## PROBLEM STATEMENT:
Show every line below where "duration" appears.

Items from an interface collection
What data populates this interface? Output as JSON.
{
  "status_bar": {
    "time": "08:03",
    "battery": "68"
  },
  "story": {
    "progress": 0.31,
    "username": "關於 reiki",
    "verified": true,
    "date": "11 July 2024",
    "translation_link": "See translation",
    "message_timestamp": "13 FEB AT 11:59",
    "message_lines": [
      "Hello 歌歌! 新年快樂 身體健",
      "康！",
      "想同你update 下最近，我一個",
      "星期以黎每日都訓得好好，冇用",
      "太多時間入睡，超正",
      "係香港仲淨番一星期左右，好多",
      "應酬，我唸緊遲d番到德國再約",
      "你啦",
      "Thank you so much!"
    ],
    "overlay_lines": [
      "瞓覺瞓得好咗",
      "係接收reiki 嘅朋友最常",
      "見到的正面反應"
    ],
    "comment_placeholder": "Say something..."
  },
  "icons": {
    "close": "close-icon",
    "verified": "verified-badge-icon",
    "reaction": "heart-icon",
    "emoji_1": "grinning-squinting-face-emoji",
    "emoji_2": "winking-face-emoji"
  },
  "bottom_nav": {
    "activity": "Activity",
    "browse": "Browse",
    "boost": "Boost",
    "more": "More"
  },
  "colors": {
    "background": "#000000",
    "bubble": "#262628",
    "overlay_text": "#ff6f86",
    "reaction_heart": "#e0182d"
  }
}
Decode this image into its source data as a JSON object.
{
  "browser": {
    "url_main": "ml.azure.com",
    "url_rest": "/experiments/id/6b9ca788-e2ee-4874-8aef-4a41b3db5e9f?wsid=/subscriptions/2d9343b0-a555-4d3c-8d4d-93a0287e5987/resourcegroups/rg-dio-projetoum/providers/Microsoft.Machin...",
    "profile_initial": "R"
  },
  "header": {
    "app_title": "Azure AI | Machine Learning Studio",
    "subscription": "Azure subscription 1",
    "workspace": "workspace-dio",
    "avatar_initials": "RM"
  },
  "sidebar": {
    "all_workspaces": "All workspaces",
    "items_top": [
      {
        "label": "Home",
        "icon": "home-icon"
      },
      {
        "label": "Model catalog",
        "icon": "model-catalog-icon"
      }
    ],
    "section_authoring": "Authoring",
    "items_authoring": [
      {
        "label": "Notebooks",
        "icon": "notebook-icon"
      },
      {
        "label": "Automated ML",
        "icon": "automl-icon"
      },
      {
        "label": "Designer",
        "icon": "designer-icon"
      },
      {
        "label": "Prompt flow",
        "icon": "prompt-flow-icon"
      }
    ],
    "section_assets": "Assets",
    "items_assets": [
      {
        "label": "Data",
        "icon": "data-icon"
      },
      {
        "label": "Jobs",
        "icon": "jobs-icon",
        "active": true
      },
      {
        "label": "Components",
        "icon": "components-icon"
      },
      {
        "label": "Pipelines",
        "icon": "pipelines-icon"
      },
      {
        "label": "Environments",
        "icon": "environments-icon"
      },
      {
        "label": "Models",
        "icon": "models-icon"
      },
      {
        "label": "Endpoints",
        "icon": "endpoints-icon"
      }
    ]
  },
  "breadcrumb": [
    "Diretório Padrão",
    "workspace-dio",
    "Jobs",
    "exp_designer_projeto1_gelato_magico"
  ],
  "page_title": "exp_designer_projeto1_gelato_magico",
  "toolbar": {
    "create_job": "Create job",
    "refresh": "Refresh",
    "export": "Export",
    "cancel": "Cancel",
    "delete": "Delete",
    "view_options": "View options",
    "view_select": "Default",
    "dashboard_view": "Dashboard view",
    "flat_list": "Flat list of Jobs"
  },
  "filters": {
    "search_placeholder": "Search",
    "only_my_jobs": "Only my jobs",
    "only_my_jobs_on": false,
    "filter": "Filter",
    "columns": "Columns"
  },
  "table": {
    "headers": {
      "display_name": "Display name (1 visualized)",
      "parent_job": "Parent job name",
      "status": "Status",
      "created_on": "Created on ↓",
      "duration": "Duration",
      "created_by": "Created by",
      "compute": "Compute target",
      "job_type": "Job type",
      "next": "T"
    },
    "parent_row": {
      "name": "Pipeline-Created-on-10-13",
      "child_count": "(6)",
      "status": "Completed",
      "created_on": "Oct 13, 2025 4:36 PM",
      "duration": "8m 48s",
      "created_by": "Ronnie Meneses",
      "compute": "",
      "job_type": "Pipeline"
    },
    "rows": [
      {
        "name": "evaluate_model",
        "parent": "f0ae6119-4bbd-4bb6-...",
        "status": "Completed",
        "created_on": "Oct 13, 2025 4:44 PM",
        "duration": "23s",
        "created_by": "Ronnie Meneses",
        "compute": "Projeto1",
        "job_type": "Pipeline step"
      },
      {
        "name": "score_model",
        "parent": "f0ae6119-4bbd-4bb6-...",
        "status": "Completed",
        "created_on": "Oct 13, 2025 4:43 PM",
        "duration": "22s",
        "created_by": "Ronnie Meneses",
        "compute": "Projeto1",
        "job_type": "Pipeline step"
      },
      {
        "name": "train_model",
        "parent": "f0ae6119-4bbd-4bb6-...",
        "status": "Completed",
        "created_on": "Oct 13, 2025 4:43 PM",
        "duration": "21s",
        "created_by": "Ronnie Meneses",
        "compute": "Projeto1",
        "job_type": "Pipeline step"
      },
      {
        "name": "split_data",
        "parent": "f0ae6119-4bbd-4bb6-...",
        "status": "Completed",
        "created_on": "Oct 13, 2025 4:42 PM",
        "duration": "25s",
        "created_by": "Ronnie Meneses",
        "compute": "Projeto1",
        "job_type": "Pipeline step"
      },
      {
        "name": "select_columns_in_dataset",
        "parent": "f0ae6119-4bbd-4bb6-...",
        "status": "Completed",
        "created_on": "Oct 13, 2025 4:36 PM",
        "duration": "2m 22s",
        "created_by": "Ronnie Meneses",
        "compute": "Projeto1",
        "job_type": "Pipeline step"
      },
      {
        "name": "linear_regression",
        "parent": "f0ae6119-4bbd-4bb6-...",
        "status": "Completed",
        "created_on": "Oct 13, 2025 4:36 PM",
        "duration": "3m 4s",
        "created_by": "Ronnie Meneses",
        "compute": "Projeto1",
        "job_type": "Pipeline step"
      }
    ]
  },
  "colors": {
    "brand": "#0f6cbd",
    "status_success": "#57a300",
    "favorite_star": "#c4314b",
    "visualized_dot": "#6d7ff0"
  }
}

## EXPECTED ANSWER:
      "duration": "Duration",
      "duration": "8m 48s",
        "duration": "23s",
        "duration": "22s",
        "duration": "21s",
        "duration": "25s",
        "duration": "2m 22s",
        "duration": "3m 4s",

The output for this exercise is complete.